New York law, however, does not apply. A claim to recover property is generally governed by the law of the jurisdiction in which the property is located. See Garrison Special Opportunities Fund LP v Fidelity Nat'l Card Servs., Inc., 130 A.D.3d 546, 548 (1st Dept 2015); Wertheimer v Cirker's Hayes Storage Warehouse, Inc., 2001 WL 1657237, at *5 (Sup Ct, NY County 2001) (DeGrasse, J.) (New York's choice of law rules provide that questions relating to the validity of a transfer of personal property are governed by the law of the state where the property is located at the time of the transfer. This comports with the Restatement's view and the majority of jurisdictions in the United States.") (internal citations omitted), aff'd on other grounds, 300 A.D.2d 117 (1st Dept 2002). This rule is consistent with how New York courts make choice of law determinations. See Cooney v Osgood Machinery, Inc., 81 N.Y.2d 66, 77 (1993); K.T. v Dash, 37 A.D.3d 107, 111 (1st Dept 2006). While Toren's plight is highly sympathetic, New York, as a jurisdiction, simply has no nexus to or interest in his claims.
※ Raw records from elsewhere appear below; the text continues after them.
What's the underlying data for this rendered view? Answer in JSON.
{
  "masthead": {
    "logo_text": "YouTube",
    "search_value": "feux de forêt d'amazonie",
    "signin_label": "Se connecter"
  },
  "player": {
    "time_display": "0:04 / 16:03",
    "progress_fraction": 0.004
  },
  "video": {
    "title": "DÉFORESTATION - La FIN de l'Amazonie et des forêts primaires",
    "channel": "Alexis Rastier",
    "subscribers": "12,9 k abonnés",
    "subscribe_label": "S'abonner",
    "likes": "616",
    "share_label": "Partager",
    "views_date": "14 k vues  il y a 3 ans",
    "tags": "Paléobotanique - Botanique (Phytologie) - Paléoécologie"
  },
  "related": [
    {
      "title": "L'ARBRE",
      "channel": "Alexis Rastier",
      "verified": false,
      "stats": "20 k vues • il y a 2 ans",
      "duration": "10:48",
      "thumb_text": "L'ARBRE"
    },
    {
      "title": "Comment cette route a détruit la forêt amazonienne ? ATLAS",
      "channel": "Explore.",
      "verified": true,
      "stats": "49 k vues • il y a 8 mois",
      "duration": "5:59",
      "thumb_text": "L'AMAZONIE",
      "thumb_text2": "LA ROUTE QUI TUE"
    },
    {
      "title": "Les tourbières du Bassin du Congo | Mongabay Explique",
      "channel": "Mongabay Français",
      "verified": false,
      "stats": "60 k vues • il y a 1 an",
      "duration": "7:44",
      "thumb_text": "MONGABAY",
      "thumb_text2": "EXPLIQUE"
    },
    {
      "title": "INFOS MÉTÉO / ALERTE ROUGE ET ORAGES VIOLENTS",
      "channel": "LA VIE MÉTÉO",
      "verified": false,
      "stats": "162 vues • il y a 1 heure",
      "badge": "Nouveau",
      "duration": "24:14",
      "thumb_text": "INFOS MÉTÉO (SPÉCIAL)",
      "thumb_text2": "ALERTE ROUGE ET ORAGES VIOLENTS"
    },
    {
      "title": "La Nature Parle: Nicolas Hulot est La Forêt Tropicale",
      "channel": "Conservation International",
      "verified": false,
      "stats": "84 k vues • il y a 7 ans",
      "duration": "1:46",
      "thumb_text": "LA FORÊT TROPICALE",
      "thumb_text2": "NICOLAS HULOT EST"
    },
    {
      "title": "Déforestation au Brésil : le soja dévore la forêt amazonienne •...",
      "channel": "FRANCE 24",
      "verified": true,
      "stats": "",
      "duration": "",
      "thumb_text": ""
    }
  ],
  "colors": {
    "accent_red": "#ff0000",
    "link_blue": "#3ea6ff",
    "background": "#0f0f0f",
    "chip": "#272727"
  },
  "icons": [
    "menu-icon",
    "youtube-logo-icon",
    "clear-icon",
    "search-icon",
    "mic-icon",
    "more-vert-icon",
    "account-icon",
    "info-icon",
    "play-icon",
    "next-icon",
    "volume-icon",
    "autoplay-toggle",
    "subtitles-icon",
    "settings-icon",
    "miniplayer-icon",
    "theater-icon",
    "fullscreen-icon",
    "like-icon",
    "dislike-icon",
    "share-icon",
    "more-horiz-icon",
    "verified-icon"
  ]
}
New York law should not be applied where, as here, the prospective defendants "could hardly have expected to be [hailed] before a New York court." Id. at 77. Neither the auction house nor the purchasers could have been expected to be subject to New York law merely because one of Friedmann's heirs of happens to now live in New York (which they could not have known at the time of purchase, especially if they did not know the identity of the person, Friedmann, from whom the art was stolen).
The location of Nach Hause and the applicable law are not known.
ORDERED that the motion by petitioner David Toren for pre-action discovery is denied, the motion by respondent Villa Grisebach Auctions, Inc. to dismiss the petition is granted, and the petition is dismissed without prejudice and with leave to file an amended petition for disclosure of the identity of the purchaser of Nach Hause within 45 days of the entry of this order on NYSCEF; and it further
ORDERED that within 7 days of the entry of this order on NYSCEF, Villa Grisebach Auctions, Inc. shall disclose to David Toren all information in its possession custardy and control regarding the jurisdiction in which Nach Hause is located.
Swain v Brown, 135 A.D.3d 629, 631 (1st Dept 2016) (emphasis added; internal citations and quotation marks omitted). It should be noted that since the Nazis, and not the purchasers, converted the Art from Friedmann, the accrual from demand rule would apply. It also should be noted that Villa's laches defense is uncompelling due to its failure to explain how Toren was supposed to discover the location of the Art when the rest of the world, including the German government, could not do so.